━━━ Supplied material ━━━

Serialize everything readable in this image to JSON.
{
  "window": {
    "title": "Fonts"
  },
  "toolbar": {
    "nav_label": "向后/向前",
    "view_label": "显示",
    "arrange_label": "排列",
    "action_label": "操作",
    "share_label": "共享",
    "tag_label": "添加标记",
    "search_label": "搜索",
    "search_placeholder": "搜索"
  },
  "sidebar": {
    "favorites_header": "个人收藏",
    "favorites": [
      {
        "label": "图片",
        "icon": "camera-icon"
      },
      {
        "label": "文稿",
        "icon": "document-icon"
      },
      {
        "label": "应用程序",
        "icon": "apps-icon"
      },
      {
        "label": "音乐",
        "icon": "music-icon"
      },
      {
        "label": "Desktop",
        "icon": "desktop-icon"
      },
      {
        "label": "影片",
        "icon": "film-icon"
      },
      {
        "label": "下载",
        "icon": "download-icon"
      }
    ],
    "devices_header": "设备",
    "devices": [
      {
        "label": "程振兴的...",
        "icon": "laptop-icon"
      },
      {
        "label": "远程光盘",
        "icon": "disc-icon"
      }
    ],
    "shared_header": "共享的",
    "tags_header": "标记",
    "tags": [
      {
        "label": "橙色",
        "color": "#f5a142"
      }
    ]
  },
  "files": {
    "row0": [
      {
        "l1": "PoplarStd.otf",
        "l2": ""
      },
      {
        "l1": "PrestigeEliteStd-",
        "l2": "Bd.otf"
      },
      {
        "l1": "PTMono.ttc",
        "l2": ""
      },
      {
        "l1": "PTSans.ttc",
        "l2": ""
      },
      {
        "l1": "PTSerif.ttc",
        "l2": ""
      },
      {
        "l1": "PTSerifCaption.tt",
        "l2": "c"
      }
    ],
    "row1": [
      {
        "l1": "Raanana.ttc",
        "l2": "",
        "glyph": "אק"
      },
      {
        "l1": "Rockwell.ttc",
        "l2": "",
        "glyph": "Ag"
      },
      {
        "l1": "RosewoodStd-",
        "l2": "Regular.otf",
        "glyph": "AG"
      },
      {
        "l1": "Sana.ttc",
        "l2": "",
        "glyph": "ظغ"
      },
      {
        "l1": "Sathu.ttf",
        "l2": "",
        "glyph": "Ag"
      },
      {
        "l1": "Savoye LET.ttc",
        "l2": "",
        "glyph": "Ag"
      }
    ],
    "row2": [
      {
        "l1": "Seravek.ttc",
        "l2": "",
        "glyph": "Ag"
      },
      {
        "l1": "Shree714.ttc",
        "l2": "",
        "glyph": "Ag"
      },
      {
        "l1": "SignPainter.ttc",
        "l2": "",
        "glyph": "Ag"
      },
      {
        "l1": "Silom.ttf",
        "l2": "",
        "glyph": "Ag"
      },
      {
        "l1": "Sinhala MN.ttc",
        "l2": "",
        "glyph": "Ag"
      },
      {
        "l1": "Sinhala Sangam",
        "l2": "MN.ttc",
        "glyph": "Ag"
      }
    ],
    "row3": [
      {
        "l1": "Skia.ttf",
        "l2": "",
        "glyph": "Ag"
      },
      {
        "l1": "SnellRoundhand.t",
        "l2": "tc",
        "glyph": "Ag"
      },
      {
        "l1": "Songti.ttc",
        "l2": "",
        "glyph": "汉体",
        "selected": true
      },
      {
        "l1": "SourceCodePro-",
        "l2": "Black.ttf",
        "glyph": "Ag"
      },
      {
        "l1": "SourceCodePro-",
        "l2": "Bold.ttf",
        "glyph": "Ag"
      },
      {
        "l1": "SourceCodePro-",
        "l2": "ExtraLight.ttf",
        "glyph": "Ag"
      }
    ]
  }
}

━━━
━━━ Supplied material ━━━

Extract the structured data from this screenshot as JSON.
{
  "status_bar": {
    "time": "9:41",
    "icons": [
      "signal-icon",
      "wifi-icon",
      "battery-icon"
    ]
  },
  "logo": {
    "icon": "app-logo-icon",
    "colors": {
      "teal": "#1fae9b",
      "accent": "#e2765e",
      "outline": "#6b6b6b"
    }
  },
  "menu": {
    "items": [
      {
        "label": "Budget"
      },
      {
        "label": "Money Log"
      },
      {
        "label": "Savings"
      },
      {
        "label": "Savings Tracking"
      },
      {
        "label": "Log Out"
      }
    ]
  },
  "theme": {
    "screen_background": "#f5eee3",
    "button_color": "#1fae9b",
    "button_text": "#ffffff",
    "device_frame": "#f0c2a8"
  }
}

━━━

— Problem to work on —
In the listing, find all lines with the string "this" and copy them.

— Answer box —
Serialize everything readable in this image to JSON.
Extract the structured data from this screenshot as JSON.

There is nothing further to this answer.